═══ Given records ═══

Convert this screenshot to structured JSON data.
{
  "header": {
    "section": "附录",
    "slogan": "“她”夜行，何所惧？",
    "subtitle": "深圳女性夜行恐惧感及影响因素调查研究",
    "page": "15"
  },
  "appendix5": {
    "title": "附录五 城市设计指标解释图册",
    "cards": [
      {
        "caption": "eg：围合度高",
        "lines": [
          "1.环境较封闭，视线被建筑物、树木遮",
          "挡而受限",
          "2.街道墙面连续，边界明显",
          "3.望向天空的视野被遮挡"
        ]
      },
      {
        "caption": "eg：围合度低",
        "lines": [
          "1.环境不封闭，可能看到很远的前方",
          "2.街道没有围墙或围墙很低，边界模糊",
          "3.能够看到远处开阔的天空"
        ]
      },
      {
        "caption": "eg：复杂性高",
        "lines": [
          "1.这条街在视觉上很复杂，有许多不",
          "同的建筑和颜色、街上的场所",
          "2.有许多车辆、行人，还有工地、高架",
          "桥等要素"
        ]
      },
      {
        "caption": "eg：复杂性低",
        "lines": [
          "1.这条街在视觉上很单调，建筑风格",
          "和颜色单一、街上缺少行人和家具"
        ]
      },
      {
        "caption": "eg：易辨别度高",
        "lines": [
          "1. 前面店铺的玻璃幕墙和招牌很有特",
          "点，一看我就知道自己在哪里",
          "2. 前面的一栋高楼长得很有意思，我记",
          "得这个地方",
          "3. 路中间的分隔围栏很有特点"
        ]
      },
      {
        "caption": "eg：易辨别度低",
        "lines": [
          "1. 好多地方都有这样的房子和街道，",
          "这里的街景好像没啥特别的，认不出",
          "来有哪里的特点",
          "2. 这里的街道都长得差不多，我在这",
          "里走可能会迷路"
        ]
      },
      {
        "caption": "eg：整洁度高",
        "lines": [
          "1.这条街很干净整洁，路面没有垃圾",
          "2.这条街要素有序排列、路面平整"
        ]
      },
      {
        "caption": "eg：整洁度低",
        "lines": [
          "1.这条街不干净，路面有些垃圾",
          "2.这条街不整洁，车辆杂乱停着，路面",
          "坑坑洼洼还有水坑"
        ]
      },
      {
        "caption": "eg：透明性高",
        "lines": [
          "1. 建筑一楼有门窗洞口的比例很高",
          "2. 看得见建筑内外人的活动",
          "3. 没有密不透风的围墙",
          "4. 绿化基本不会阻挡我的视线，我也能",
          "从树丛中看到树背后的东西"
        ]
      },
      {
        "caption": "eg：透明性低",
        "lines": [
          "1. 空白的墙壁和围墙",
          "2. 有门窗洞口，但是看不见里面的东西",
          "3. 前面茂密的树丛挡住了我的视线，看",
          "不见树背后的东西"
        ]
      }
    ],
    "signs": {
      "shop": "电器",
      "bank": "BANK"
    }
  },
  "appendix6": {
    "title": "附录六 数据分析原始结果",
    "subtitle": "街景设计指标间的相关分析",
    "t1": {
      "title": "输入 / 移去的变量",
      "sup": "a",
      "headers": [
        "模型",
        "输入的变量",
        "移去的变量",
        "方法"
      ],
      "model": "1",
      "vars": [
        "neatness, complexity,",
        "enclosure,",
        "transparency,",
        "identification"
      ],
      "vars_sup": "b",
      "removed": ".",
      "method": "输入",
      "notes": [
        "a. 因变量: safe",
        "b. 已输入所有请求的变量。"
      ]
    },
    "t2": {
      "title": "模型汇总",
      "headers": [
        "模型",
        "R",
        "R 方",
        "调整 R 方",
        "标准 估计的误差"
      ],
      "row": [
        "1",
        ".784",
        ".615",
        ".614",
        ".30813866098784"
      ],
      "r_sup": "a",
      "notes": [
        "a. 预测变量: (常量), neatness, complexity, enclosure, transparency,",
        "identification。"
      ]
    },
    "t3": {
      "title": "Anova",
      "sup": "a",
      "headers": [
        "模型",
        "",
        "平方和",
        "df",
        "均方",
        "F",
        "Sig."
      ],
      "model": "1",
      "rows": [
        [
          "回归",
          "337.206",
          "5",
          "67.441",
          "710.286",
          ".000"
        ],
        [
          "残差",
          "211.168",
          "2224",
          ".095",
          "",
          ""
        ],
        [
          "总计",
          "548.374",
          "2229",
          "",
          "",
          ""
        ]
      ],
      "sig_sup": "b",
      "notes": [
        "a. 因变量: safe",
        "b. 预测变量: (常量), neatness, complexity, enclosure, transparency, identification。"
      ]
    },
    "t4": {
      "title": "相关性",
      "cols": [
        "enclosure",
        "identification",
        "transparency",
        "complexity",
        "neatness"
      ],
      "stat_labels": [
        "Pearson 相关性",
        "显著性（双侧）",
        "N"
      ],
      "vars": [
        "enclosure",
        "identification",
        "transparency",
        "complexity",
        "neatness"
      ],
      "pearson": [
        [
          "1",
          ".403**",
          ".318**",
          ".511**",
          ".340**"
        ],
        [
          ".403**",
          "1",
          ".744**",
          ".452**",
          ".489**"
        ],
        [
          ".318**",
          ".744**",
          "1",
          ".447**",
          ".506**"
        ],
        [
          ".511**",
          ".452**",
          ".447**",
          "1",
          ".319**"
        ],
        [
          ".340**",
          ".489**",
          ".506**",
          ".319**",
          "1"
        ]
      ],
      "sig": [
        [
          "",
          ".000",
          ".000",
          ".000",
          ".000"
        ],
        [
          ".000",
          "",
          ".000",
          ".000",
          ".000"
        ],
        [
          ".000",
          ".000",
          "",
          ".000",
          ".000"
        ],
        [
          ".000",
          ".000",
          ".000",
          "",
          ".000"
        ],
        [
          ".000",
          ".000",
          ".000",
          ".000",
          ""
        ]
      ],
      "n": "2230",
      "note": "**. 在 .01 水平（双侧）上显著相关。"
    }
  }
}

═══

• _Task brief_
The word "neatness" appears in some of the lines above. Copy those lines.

• _Exercise answer_
        "neatness, complexity,",
        "a. 预测变量: (常量), neatness, complexity, enclosure, transparency,",
        "b. 预测变量: (常量), neatness, complexity, enclosure, transparency, identification。"
        "neatness"
        "neatness"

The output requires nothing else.